Locally generated weather
FTLComm - Tisdale - Friday, July 23, 2010

If you can remember watching World War II battle of Britain movies the clouds in the picture at the top of the page will look very familiar. These are the sort of rising towering cumulus clouds that are seen over Southern England as they are created by the sun evaporating surface water that then rises and condenses with the distinctive flat bottom indicating the level where dew point is reached.


With Saskatchewan's fields laying in water each day we are treated to these developing clouds not from unstable air masses being blown in from the coast but developing right here on the prairies. For the past two days the wind has been almost unmeasurable at about 2 knots and this has produced this kind of cloud formation. These clouds begin to develop by mid morning and grow to the point where they no longer can sustain the weight of the water in them and they then dump the water back on the ground in a shower. Then the cycle begins the next day.

The second picture on the page was taken on Wednesday when there was a cirrus overcast while the rest of the pictures were taken yesterday afternoon with an unplanted field in the foreground.

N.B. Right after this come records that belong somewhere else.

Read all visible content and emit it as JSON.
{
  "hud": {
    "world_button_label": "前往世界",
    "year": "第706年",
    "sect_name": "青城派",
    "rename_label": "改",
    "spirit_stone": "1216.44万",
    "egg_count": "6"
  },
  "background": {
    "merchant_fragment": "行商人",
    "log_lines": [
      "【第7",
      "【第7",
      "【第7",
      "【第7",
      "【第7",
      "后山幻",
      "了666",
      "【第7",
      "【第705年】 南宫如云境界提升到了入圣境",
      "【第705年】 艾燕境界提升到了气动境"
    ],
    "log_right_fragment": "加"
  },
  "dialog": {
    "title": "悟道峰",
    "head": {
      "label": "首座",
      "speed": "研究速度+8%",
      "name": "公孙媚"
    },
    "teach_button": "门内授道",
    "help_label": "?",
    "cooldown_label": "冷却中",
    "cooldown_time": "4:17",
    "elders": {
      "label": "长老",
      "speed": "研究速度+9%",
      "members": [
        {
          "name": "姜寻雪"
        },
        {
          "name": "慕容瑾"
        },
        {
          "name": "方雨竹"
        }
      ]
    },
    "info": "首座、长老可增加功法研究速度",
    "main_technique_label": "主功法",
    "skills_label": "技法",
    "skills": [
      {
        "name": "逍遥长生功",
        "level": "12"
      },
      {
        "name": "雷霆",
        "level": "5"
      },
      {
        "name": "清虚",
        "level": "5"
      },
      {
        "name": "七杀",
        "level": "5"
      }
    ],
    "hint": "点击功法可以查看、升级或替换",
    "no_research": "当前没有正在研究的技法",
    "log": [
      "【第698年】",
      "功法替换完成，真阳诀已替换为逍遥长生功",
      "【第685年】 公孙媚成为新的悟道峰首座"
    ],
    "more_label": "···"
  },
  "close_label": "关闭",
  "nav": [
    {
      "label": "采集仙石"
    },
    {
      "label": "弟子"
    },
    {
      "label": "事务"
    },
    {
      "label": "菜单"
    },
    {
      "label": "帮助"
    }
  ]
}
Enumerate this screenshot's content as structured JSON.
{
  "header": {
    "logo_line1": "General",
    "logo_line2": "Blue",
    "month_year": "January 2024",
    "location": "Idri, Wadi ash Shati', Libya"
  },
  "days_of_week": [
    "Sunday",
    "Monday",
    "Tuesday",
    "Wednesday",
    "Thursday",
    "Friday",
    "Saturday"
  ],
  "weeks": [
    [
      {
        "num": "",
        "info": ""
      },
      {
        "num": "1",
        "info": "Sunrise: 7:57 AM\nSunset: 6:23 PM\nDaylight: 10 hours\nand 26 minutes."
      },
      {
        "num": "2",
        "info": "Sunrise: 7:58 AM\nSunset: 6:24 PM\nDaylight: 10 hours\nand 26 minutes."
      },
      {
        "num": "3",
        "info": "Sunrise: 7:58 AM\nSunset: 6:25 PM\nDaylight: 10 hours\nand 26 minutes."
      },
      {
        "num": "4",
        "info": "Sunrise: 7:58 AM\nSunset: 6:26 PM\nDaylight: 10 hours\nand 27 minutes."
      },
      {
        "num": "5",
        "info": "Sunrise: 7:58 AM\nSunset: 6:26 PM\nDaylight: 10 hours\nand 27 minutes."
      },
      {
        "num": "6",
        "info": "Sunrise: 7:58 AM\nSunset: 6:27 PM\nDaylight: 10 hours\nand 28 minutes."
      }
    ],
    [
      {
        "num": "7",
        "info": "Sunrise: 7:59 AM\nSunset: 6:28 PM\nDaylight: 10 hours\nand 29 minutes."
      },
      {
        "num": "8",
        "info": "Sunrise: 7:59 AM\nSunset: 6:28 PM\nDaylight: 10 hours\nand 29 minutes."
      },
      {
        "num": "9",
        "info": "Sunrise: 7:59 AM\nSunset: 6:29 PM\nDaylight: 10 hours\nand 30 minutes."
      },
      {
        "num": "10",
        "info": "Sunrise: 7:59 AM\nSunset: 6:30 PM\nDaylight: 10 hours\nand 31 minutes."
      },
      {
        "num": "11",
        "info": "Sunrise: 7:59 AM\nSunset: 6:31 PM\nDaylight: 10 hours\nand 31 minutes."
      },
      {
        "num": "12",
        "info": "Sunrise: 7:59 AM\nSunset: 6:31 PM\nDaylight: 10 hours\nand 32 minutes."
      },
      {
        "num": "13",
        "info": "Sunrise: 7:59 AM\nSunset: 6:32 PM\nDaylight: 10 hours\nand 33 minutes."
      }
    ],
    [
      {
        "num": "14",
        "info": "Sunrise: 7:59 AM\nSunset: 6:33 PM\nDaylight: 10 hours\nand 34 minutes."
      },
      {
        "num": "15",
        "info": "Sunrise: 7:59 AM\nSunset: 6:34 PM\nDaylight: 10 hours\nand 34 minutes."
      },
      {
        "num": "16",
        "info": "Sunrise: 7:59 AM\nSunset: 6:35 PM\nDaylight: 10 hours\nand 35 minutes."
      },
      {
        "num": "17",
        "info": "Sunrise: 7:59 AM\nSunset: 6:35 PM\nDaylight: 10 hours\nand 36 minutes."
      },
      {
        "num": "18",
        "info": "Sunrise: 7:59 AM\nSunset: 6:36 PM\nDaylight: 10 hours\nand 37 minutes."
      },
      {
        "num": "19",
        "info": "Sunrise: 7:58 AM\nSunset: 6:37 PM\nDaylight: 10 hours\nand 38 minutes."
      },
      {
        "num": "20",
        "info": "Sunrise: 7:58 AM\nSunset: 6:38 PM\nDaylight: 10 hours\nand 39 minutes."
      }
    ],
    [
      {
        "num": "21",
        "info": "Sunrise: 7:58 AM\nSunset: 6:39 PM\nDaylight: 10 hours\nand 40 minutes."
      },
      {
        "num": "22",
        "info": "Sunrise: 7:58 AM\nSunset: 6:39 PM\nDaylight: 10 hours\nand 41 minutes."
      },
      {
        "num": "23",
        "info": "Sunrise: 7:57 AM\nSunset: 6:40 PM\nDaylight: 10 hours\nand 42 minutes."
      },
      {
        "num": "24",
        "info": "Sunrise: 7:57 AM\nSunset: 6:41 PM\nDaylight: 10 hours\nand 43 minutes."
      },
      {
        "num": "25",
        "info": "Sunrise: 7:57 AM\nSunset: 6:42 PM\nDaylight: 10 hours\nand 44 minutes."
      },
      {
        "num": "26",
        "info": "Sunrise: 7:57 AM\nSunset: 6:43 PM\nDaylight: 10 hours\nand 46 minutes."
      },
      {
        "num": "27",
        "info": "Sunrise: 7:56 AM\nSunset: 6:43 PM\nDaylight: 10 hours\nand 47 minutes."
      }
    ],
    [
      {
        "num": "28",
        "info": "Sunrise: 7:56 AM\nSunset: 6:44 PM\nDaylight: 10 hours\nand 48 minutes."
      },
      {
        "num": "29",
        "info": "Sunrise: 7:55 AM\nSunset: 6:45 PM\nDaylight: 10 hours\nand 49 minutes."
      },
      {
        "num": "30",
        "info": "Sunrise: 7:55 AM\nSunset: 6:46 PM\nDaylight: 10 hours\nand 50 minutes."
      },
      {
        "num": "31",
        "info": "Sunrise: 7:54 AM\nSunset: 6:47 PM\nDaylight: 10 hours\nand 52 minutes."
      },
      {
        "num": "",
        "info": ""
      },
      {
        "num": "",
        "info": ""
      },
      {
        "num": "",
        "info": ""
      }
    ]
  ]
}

You will notice in the picture below that the condition of the rural road is a little suspect. This is the situation with most rural access roads, you just can not count on them as the amount of rain fall exceeds their design and a little drive in the country off of a grid road may well result in the need to dig out your cell phone and call a tow truck.